[Website and app data records]
..............................

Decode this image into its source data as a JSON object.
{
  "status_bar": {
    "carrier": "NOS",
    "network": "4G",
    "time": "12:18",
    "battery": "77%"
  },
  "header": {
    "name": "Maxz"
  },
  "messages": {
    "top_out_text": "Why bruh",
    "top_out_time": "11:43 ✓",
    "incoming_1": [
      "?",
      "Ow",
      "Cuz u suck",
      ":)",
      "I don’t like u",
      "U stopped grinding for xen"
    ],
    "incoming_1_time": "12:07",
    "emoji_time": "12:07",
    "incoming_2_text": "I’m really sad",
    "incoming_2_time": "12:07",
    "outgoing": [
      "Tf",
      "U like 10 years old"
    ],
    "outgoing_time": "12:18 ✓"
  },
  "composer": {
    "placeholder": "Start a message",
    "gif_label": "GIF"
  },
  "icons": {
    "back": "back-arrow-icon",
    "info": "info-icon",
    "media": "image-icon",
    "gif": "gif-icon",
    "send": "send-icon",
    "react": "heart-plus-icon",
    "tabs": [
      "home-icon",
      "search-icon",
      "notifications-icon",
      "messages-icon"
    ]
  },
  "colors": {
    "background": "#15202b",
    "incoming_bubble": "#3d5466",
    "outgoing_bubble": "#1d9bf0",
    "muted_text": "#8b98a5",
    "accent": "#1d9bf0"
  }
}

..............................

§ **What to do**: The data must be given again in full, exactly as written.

§ **Answer box**:
Decode this image into its source data as a JSON object.
{
  "status_bar": {
    "carrier": "NOS",
    "network": "4G",
    "time": "12:18",
    "battery": "77%"
  },
  "header": {
    "name": "Maxz"
  },
  "messages": {
    "top_out_text": "Why bruh",
    "top_out_time": "11:43 ✓",
    "incoming_1": [
      "?",
      "Ow",
      "Cuz u suck",
      ":)",
      "I don’t like u",
      "U stopped grinding for xen"
    ],
    "incoming_1_time": "12:07",
    "emoji_time": "12:07",
    "incoming_2_text": "I’m really sad",
    "incoming_2_time": "12:07",
    "outgoing": [
      "Tf",
      "U like 10 years old"
    ],
    "outgoing_time": "12:18 ✓"
  },
  "composer": {
    "placeholder": "Start a message",
    "gif_label": "GIF"
  },
  "icons": {
    "back": "back-arrow-icon",
    "info": "info-icon",
    "media": "image-icon",
    "gif": "gif-icon",
    "send": "send-icon",
    "react": "heart-plus-icon",
    "tabs": [
      "home-icon",
      "search-icon",
      "notifications-icon",
      "messages-icon"
    ]
  },
  "colors": {
    "background": "#15202b",
    "incoming_bubble": "#3d5466",
    "outgoing_bubble": "#1d9bf0",
    "muted_text": "#8b98a5",
    "accent": "#1d9bf0"
  }
}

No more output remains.